When Cameron said pointedly over Easter, which he has repeated since, that he evangelises over his Christianity, no-one of course believed him, but they did wonder why he said it. Alistair Campbell thought that after the Maria Miller scandal he needed something to change the subject, and around Easter what better opportunity than to wear his faith on his sleeve as noisily as he could. Or perhaps he wanted to emphasise his true native Englishness to his irksome right-wing trouble-makers (Tory party at prayer, and all that). Or he may have been seizing the opportunity – any opportunity – to head off his haemorrhaging to Farageism by emphasising his true Christian principles after all the furore over his supporting gay marriage. Whatever his motive, the one thing we can be certain about is that, like Blair, another unctuous promoter of his religious belief, he is no Christian. Continue reading
The Labour Party’s declared aim is to build a “one-nation society” with a “one-nation economy” and a “one-nation education system”. What would a “one-nation education system” look like? Clearly, there can be many different solution to such a complex problem but some general principles would need to apply in all cases. With this in mind there are some decidedly odd features of Labour policy for England. Some are listed below – private schools, faith schools, LEAs and Tristram Hunt. Continue reading

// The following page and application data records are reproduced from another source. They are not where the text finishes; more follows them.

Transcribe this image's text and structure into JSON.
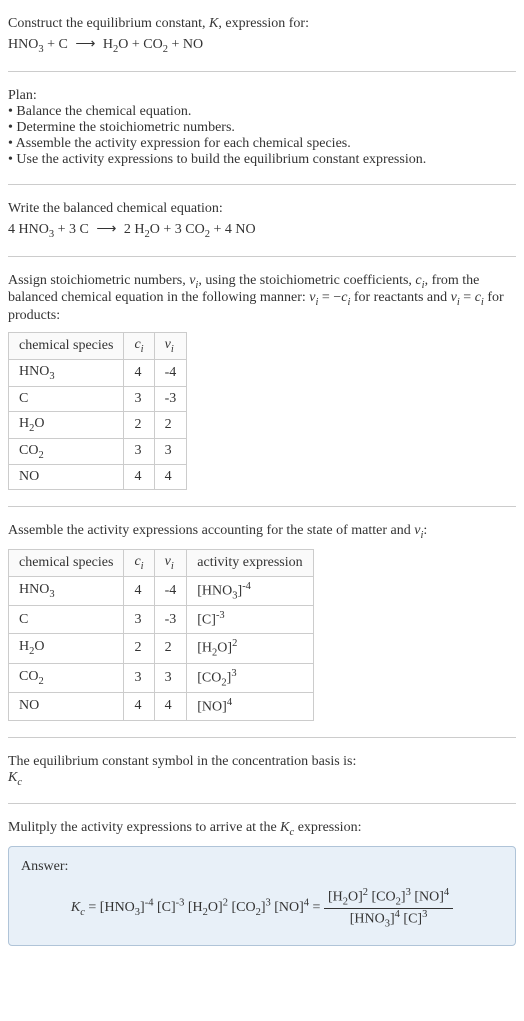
{
  "prompt": {
    "line1": "Construct the equilibrium constant, K, expression for:",
    "eq": "HNO₃ + C ⟶ H₂O + CO₂ + NO"
  },
  "plan": {
    "heading": "Plan:",
    "items": [
      "• Balance the chemical equation.",
      "• Determine the stoichiometric numbers.",
      "• Assemble the activity expression for each chemical species.",
      "• Use the activity expressions to build the equilibrium constant expression."
    ]
  },
  "balanced": {
    "heading": "Write the balanced chemical equation:",
    "eq": "4 HNO₃ + 3 C ⟶ 2 H₂O + 3 CO₂ + 4 NO"
  },
  "stoich": {
    "intro": "Assign stoichiometric numbers, νᵢ, using the stoichiometric coefficients, cᵢ, from the balanced chemical equation in the following manner: νᵢ = -cᵢ for reactants and νᵢ = cᵢ for products:",
    "headers": {
      "species": "chemical species",
      "ci": "cᵢ",
      "vi": "νᵢ"
    },
    "rows": [
      {
        "species": "HNO₃",
        "ci": "4",
        "vi": "-4"
      },
      {
        "species": "C",
        "ci": "3",
        "vi": "-3"
      },
      {
        "species": "H₂O",
        "ci": "2",
        "vi": "2"
      },
      {
        "species": "CO₂",
        "ci": "3",
        "vi": "3"
      },
      {
        "species": "NO",
        "ci": "4",
        "vi": "4"
      }
    ]
  },
  "activity": {
    "intro": "Assemble the activity expressions accounting for the state of matter and νᵢ:",
    "headers": {
      "species": "chemical species",
      "ci": "cᵢ",
      "vi": "νᵢ",
      "expr": "activity expression"
    },
    "rows": [
      {
        "species": "HNO₃",
        "ci": "4",
        "vi": "-4",
        "expr": "[HNO₃]⁻⁴"
      },
      {
        "species": "C",
        "ci": "3",
        "vi": "-3",
        "expr": "[C]⁻³"
      },
      {
        "species": "H₂O",
        "ci": "2",
        "vi": "2",
        "expr": "[H₂O]²"
      },
      {
        "species": "CO₂",
        "ci": "3",
        "vi": "3",
        "expr": "[CO₂]³"
      },
      {
        "species": "NO",
        "ci": "4",
        "vi": "4",
        "expr": "[NO]⁴"
      }
    ]
  },
  "symbol": {
    "line1": "The equilibrium constant symbol in the concentration basis is:",
    "line2": "K_c"
  },
  "multiply": {
    "line": "Mulitply the activity expressions to arrive at the K_c expression:"
  },
  "answer": {
    "label": "Answer:",
    "lhs": "K_c = [HNO₃]⁻⁴ [C]⁻³ [H₂O]² [CO₂]³ [NO]⁴ = ",
    "num": "[H₂O]² [CO₂]³ [NO]⁴",
    "den": "[HNO₃]⁴ [C]³"
  },
  "chart_data": {
    "type": "table",
    "tables": [
      {
        "title": "stoichiometric numbers",
        "columns": [
          "chemical species",
          "cᵢ",
          "νᵢ"
        ],
        "rows": [
          [
            "HNO₃",
            4,
            -4
          ],
          [
            "C",
            3,
            -3
          ],
          [
            "H₂O",
            2,
            2
          ],
          [
            "CO₂",
            3,
            3
          ],
          [
            "NO",
            4,
            4
          ]
        ]
      },
      {
        "title": "activity expressions",
        "columns": [
          "chemical species",
          "cᵢ",
          "νᵢ",
          "activity expression"
        ],
        "rows": [
          [
            "HNO₃",
            4,
            -4,
            "[HNO₃]⁻⁴"
          ],
          [
            "C",
            3,
            -3,
            "[C]⁻³"
          ],
          [
            "H₂O",
            2,
            2,
            "[H₂O]²"
          ],
          [
            "CO₂",
            3,
            3,
            "[CO₂]³"
          ],
          [
            "NO",
            4,
            4,
            "[NO]⁴"
          ]
        ]
      }
    ]
  }
}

I do like James Bloodworth and I think he’s done a great job building up the profile of Left Foot Forward since taking up the reins. But his recent piece for The Speccie, It’s fine to be a ‘new’ atheist, so long as you don’t object to Islam reads like it was written in haste. As such it is unsophisticated and limited, the article fails to think through the object of his polemic. And it lacks the unpardonable N-word: nuance.
The point he makes is a well-worn one. James argues that the so-called New Atheists of the Dawkins/Hitchens type are getting it in the neck for criticising Islam from some parts of the left. The exhibits wheeled out are Glenn Greenwald and Owen Jones, but you could take your pick from many, many more. Comrades like Glenn and Owen contend that against the background of a generalised antipathy toward Islam which, in turn, is stoked up by powerful vested interests on either side of the Atlantic; the reactionary and the bigoted can use the critiques of Islam by the trendy atheists for their own ends. Hence the latter have culpability for their arguments. After all, the right to free speech comes with the responsibility for it. Continue reading
When I give food to the poor, I’m propping up David Cameron’s Big Society programme. When I ask why the poor have no food, I sometimes wonder what I’m doing in the Labour Party any more.
Recent weeks have seen the Pope, the Archbishop of Canterbury, 42 other Church of England bishops, the Baptist Union of Great Britain, the Church of Scotland and the Methodist and United Reformed churches all speak out against poverty, which for many people on the left is the very issue that galvanised them into political commitment in the first place. Continue reading
Equality and religous freedom. Two fundamental rights, belief in which we share, at least in principle, with the Tory party. Maria Miller, Culture Secretary and minister for equalities, may well have our sympathy, then, in urging the Church of England to think again on women bishops. Some MPs, of all major parties, led by former Synod member Frank Field, would go further and legislate to remove the Church of England’s immunities from gender discrimination legislation. This is a mistake. The reality is that antidisestablishmentarianism is no longer an acceptable position. Continue reading